What to produce: Within the records, find every line that includes the word "Warnes" and copy it.

Excerpts from an interface dataset:
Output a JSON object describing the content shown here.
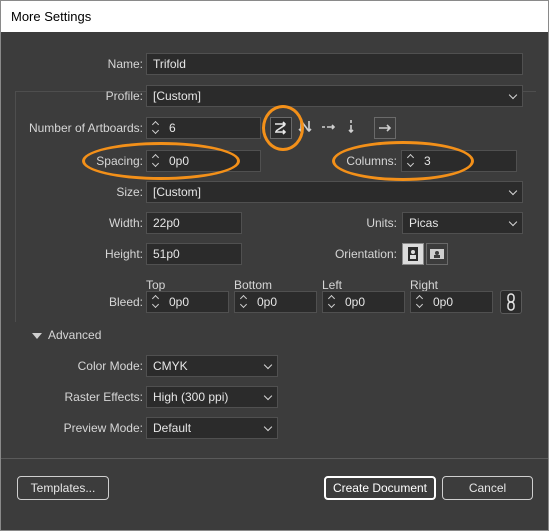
{
  "window": {
    "title": "More Settings"
  },
  "form": {
    "name_label": "Name:",
    "name_value": "Trifold",
    "profile_label": "Profile:",
    "profile_value": "[Custom]",
    "artboards_label": "Number of Artboards:",
    "artboards_value": "6",
    "spacing_label": "Spacing:",
    "spacing_value": "0p0",
    "columns_label": "Columns:",
    "columns_value": "3",
    "size_label": "Size:",
    "size_value": "[Custom]",
    "width_label": "Width:",
    "width_value": "22p0",
    "units_label": "Units:",
    "units_value": "Picas",
    "height_label": "Height:",
    "height_value": "51p0",
    "orientation_label": "Orientation:",
    "bleed_label": "Bleed:",
    "bleed_top_label": "Top",
    "bleed_top_value": "0p0",
    "bleed_bottom_label": "Bottom",
    "bleed_bottom_value": "0p0",
    "bleed_left_label": "Left",
    "bleed_left_value": "0p0",
    "bleed_right_label": "Right",
    "bleed_right_value": "0p0",
    "advanced_label": "Advanced",
    "color_mode_label": "Color Mode:",
    "color_mode_value": "CMYK",
    "raster_label": "Raster Effects:",
    "raster_value": "High (300 ppi)",
    "preview_label": "Preview Mode:",
    "preview_value": "Default"
  },
  "footer": {
    "templates_label": "Templates...",
    "create_label": "Create Document",
    "cancel_label": "Cancel"
  },
  "icons": {
    "grid_by_row": "grid-by-row-icon",
    "grid_by_column": "grid-by-column-icon",
    "arrange_by_row": "arrange-by-row-icon",
    "arrange_by_column": "arrange-by-column-icon",
    "layout_rtl": "change-to-right-to-left-icon",
    "portrait": "portrait-icon",
    "landscape": "landscape-icon",
    "link": "link-bleed-icon"
  },
  "colors": {
    "callout": "#f39019",
    "background": "#3c3c3c",
    "field": "#2b2b2b"
  }
}
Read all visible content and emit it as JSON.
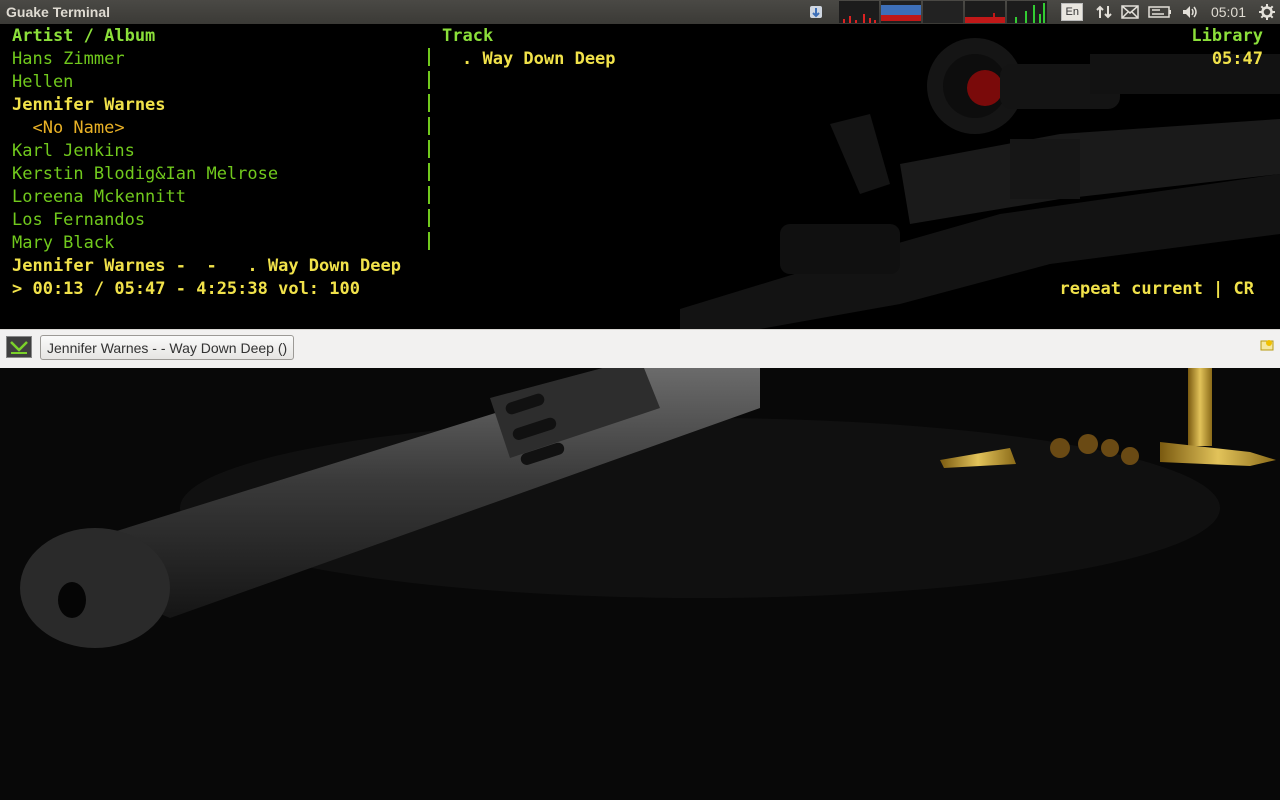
{
  "panel": {
    "app_title": "Guake Terminal",
    "keyboard_layout": "En",
    "clock": "05:01",
    "icons": [
      "updates-icon",
      "system-monitor-icon",
      "network-transfer-icon",
      "mail-icon",
      "battery-icon",
      "volume-icon",
      "gear-icon"
    ]
  },
  "terminal": {
    "header": {
      "artist_album": "Artist / Album",
      "track": "Track",
      "library": "Library"
    },
    "artists": [
      {
        "name": "Hans Zimmer",
        "state": "normal"
      },
      {
        "name": "Hellen",
        "state": "normal"
      },
      {
        "name": "Jennifer Warnes",
        "state": "selected"
      },
      {
        "name": "  <No Name>",
        "state": "album"
      },
      {
        "name": "Karl Jenkins",
        "state": "normal"
      },
      {
        "name": "Kerstin Blodig&Ian Melrose",
        "state": "normal"
      },
      {
        "name": "Loreena Mckennitt",
        "state": "normal"
      },
      {
        "name": "Los Fernandos",
        "state": "normal"
      },
      {
        "name": "Mary Black",
        "state": "normal"
      }
    ],
    "track_row": {
      "title": ". Way Down Deep",
      "duration": "05:47"
    },
    "now_playing": "Jennifer Warnes -  -   . Way Down Deep",
    "status": "> 00:13 / 05:47 - 4:25:38 vol: 100",
    "modes": "repeat current | CR"
  },
  "tabbar": {
    "tab_label": "Jennifer Warnes -  - Way Down Deep ()",
    "add_tab_icon": "terminal-add-icon"
  },
  "colors": {
    "term_green": "#71c91d",
    "term_yellow": "#f1e24a",
    "term_orange": "#e9b126",
    "panel_bg": "#3c3b37"
  }
}
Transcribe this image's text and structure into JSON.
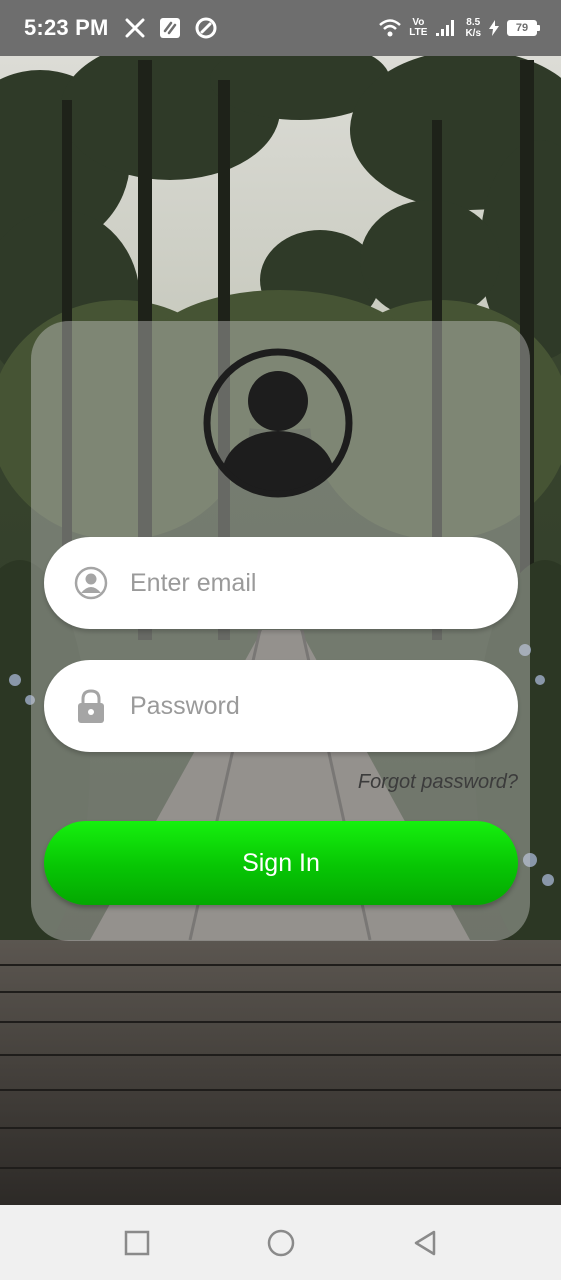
{
  "status_bar": {
    "time": "5:23 PM",
    "left_icons": [
      "x-logo-icon",
      "notes-app-icon",
      "sync-app-icon"
    ],
    "network_label_top": "Vo",
    "network_label_bottom": "LTE",
    "speed_value": "8.5",
    "speed_unit": "K/s",
    "battery_level": "79",
    "charging": true
  },
  "login": {
    "email_placeholder": "Enter email",
    "password_placeholder": "Password",
    "forgot_label": "Forgot password?",
    "signin_label": "Sign In"
  },
  "colors": {
    "signin_green": "#07c504",
    "card_overlay": "#cdcdcd",
    "status_bar": "#6e6e6e",
    "nav_bar": "#f0f0f0"
  },
  "nav_bar": {
    "buttons": [
      "recents-square-icon",
      "home-circle-icon",
      "back-triangle-icon"
    ]
  }
}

Solution to the exercise:
        "name": "Jennifer Warnes",
    "now_playing": "Jennifer Warnes -  -   . Way Down Deep",
    "tab_label": "Jennifer Warnes -  - Way Down Deep ()",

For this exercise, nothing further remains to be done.